FROM Erin Cullerton
Venice Part of LA's vigorous architecture culture was the work of the maverick architects who made their mark in Venice in the 1970s and 80s – among them Fred Fisher, Frank Gehry, Stephen Ehrlich and Brian Murphy. These architects were exploring alternatives to stringent Modernism that differed from the post-modern experiments on the East Coast. Erin Cullerton says that an LA Conservancy tour of such buildings shows that the recent past is now history.

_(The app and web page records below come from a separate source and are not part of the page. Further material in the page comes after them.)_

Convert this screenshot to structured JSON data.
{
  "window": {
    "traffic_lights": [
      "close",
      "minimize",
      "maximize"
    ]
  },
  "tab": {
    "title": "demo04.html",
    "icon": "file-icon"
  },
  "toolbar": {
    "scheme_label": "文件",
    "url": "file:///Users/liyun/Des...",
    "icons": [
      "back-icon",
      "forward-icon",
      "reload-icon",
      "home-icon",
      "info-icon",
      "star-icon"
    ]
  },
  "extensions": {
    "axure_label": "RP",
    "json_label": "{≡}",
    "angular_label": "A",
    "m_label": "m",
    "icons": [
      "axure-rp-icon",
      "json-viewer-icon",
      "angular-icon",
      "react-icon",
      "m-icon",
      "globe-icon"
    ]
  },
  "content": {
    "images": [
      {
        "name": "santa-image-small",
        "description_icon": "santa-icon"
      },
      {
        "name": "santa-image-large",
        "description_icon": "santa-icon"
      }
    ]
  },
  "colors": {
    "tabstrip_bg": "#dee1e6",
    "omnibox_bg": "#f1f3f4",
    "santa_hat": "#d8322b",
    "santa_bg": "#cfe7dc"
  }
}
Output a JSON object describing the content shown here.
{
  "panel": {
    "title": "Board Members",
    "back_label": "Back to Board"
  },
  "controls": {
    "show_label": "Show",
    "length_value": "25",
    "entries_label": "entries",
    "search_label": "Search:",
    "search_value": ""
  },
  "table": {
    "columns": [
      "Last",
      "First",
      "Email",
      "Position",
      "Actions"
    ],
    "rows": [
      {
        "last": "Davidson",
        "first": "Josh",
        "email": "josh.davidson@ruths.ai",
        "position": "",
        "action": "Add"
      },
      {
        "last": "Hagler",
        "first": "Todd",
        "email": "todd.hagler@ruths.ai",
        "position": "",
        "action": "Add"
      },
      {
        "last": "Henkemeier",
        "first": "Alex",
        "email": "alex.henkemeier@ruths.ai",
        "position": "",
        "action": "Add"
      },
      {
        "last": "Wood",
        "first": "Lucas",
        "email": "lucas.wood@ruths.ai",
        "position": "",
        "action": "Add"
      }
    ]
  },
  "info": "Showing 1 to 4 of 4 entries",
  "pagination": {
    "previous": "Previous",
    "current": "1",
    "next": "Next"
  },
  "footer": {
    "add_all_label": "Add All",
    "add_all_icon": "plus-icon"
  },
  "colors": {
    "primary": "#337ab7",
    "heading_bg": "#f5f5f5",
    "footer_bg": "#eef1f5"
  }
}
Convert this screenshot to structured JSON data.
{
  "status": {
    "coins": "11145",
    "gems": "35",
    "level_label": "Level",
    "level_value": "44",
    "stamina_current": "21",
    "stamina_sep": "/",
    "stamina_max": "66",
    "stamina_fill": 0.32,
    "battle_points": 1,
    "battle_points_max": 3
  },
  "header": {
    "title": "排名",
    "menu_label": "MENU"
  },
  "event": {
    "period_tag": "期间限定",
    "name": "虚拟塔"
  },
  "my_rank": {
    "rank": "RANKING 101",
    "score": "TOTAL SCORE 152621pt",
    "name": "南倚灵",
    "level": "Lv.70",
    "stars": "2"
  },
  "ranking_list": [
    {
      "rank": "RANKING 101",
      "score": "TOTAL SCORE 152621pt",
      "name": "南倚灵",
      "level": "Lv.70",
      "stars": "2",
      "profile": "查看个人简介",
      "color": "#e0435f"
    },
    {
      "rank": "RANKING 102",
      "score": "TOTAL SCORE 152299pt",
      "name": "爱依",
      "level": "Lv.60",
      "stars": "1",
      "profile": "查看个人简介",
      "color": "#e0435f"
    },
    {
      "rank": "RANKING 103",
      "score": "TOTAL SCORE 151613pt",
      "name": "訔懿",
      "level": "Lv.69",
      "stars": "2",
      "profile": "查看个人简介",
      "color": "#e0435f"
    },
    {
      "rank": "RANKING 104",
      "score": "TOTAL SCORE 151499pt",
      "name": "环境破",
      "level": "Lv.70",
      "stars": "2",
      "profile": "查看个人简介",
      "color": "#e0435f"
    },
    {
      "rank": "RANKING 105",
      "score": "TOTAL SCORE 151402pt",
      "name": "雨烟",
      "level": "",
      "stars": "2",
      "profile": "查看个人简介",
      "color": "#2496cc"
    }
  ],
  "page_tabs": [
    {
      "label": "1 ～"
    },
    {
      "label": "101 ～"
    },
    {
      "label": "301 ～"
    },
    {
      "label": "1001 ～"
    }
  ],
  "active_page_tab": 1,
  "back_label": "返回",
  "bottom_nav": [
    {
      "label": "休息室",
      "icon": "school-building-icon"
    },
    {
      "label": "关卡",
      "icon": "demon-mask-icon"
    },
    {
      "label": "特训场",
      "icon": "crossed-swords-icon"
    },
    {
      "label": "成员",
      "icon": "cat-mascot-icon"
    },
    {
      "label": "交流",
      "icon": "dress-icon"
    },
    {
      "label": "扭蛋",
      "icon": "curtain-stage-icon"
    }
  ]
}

Shopping Locally for LA-Made Goods The design enthusiasts Marissa Gluck, Alissa Walker, Haily Zaki and Erin Cullerton together run de LaB , aka Design East of La Brea—a part-party, part-culture club that introduces Angelenos to LA contemporary design. Last week Frances caught up with them at their last event of 2011, a tour of LACMA's California Design: Living in a Modern Way 1930-1965 exhibition. Since their events have taken them all over the city for sneak peeks of products made by the region's designers, the four ladies each gave their picks for the best made-in-LA designs of the year. If you're still looking for presents this year, their selections would each make a perfect locally produced design-centric gift. The Dustbin by Brendan Ravenhill : This ingenious trash can not only keeps a dustpan and brush at-the-ready, all of its parts were manufactured in Los Angeles by companies ranging from a 60-year-old metal stamper to a brush maker who produces parts for the Mars Rovers. $220 at BrendanRavenhill.com California Design: Living in a Modern Way 1930-1965 designed by Michael Hodgson and Ph.D : The gorgeous catalogue for the definitive exhibition on California design includes hundreds of objects produced in the state during the midcentury modern movement. $60 at the LACMA Shop Rodarte by Laura and Kate Mulleavy, Catherine Opie and Alec Soth : This art-fashion photo book is a collaboration between the Mulleavy sisters, renowned Pasadena fashion designers, and photographers Opie and Soth. It features the Rodarte clothes against the California landscapes which inspired them. $80 at Hennessey + Ingalls toHOLD designed by Kara Bartelt : Part modern art, part terrarium, Bartelt's delicate pieces use succulents and airplants to create beautiful living sculptures that look right at home on a desk, a coffee table, even as a unique necklace. Starting at $8.50 at Etsy and other LA locations Design your own present at KnowHow Shop LA : Visit this Highland Park workshop with your own gift ideas and their skilled proprietors will help you navigate their fabrication wonderland filled with laser etchers and CNC milling machines to bring your creation to life. Contact for prices Geoff McFetridge's collection at Heath Ceramics : The Los Angeles designer and illustrator dabbles in clay for the first time with a limited-editon line of custom-painted dinnerware and accessories covered in McFetridge's signature doodles. Various prices at Heath Ceramics , 7525 Beverly Boulevard Top image: Kara Bartelt's toHOLD piece features an airplant inside a pink sea urchin
Shaking up the USDA, 'The Beef Cookbook' and 'Tartine All Day' Peggy Lowe explains why Trump’s pick for USDA Secretary is rattling rural America. Dario Cecchini talks future plans for Chianti ramen, and Richard Turner shares cuts from “PRIME: The Beef Cookbook.” Writer Matthew Sedacca looks at the controversy behind liquid smoke. Jonathan Gold tries Chengdu-style dishes, and Elisabeth Prueitt of Tartine fills us in on the latest. Plus, chef Michael Beckman shares a recipe for cactus confit.
George Saunders: Lincoln in the Bardo (Part I) Lincoln in the Bardo dramatizes a grieving President Lincoln as he visits the grave of his beloved son Willie, who died at age eleven. In the novel, the buried dead believe they're not dead -- "they're sick and refer to their coffins as "sick boxes."
How do Trump supporters feel about the Paris Accord? Globally and around the U.S., there are strong opinions whether or not the Paris Climate Accord is a good idea. The American exit is either a horrifying abdication of American leadership or a forceful and long overdue statement about U.S. sovereignty.
Revisiting showrunner Steven Bochco on his memoir Steven Bochco, the writer-producer behind record-breaking Emmy winners Hill Street Blues, LA Law and NYPD Blue, fought battles with everyone from out-of-control actors to network censors in his long career. He isn’t afraid to tell those tales in his memoir, Truth Is a Total Defense. This week we revisit the conversation where he shared some of his favorite stories with us.